Representatives from about 45 countries are expected at the five-day congress of the World Federation of Right to Die Societies, held every two years.
The venue of the 2012 meeting honours the 30th anniversary of Zurich-based Exit, a group carrying out assisted suicides in Switzerland where the practice is legal under certain conditions.
“It’s no longer necessary to make the argument in Switzerland,” said Exit vice president Bernhard Sutter.
“Lots of people are nevertheless interested in the subject and are asking, for example, what will happen the day they suffer from Alzheimer’s,” he said.
The conference will hear from acclaimed British fantasy author Sir Terry Pratchett, himself diagnosed with Alzheimer’s several years ago and patron of pro-choice group Dignity in Dying.
Pratchett will address the conference during its open day on Friday along with Ludwig Minelli, founder of Swiss assisted suicide group Dignitas, and German writer Ueli Oswald whose father died with Exit.

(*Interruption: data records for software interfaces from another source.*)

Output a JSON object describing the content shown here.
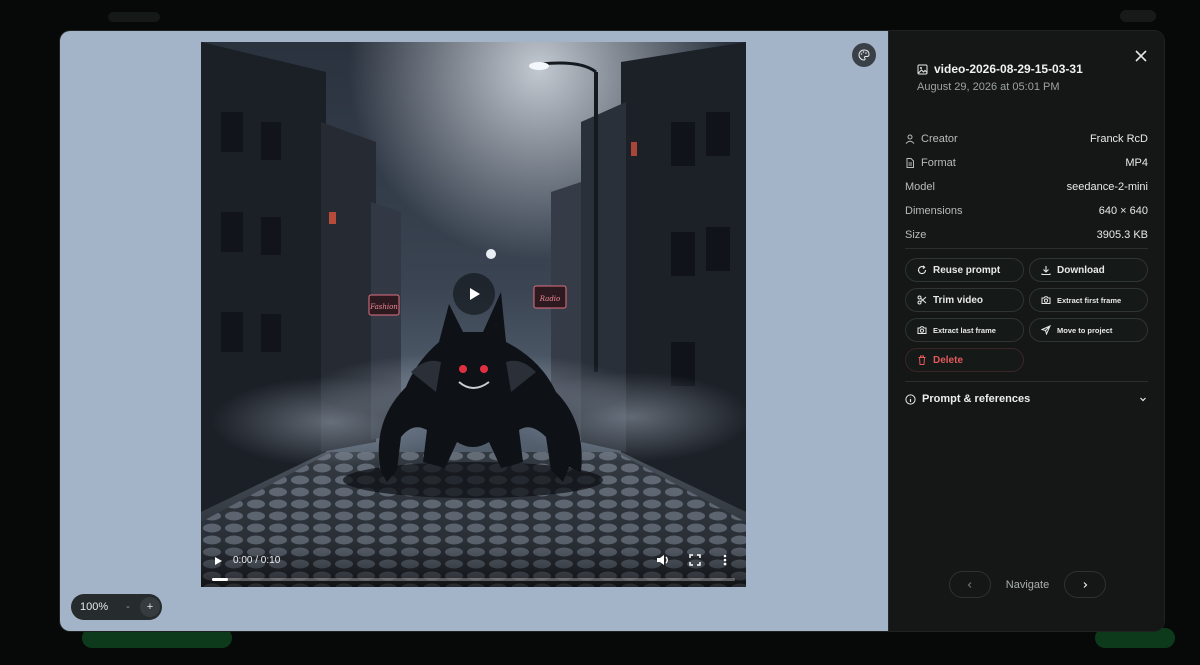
{
  "media": {
    "time": "0:00 / 0:10",
    "progress": 0.03,
    "sign_left": "Fashion",
    "sign_right": "Radio"
  },
  "zoom": {
    "value": "100%",
    "minus": "-",
    "plus": "+"
  },
  "panel": {
    "title": "video-2026-08-29-15-03-31",
    "date": "August 29, 2026 at 05:01 PM",
    "meta": [
      {
        "key": "Creator",
        "value": "Franck RcD",
        "icon": "user-icon"
      },
      {
        "key": "Format",
        "value": "MP4",
        "icon": "file-icon"
      },
      {
        "key": "Model",
        "value": "seedance-2-mini",
        "icon": ""
      },
      {
        "key": "Dimensions",
        "value": "640 × 640",
        "icon": ""
      },
      {
        "key": "Size",
        "value": "3905.3 KB",
        "icon": ""
      }
    ],
    "actions": {
      "reuse": "Reuse prompt",
      "download": "Download",
      "trim": "Trim video",
      "extract_first": "Extract first frame",
      "extract_last": "Extract last frame",
      "move": "Move to project",
      "delete": "Delete"
    },
    "prompt_label": "Prompt & references",
    "nav_label": "Navigate"
  },
  "colors": {
    "stage_bg": "#a3b4c9",
    "panel_bg": "#141716",
    "danger": "#e05a5a",
    "accent_green": "#0e3a1c"
  }
}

The meeting is otherwise reserved for members of the Federation.
“The situation concerning assisted suicide varies widely from country to country,” said Sutter.
“The aim of the conference is essentially an exchange between the participants on political work, lobbying and initiatives” to make the argument for assisted suicide, he said.
The congress, last held in Melbourne in 2010, will also see the detractors of assisted dying have their say.
Human Life International (HLI) Switzerland, which campaigns on abortion, contraception, sex education and euthanasia, plans to hold a demonstration on the fringes of the forum on Friday.
“Our aim is not to disrupt the conference,” said secretary Christoph Keel.
“Our aim is to put other arguments to the visitors of the congress. We are going to organise discussions and we will be there at the entrance (of the conference) to distribute leaflets,” he said.
Sutter from Exit says he is “completely accepting” of different views.
“It’s just a shame that the opposite camp is not tolerant too,” he said.
Three hundred Swiss residents died in assisted suicides in 2009, nine out of 10 of them aged over 55, according to official statistics published for the first time in March this year.
The Swiss Federal Statistics Office data does not take into account foreigners who come to Switzerland for assisted suicide.
Between 1998 and 2011, Dignitas helped 1,169 non-nationals die, mostly Germans (664), followed by patients from Britain (182) and France (117).
Exit meanwhile stipulates that clients must be resident in Switzerland.
Swiss law says a person may be given “passive” or “indirect active” assistance to suicide, such as being supplied with a lethal dose of a drug, provided it is not done for selfish motives or for gain.
The government last year rejected proposals to tighten the rules.
Politicians had considered imposing certain “duties of care” to employees of organisations offering assisted suicide and an outright ban on the groups altogether.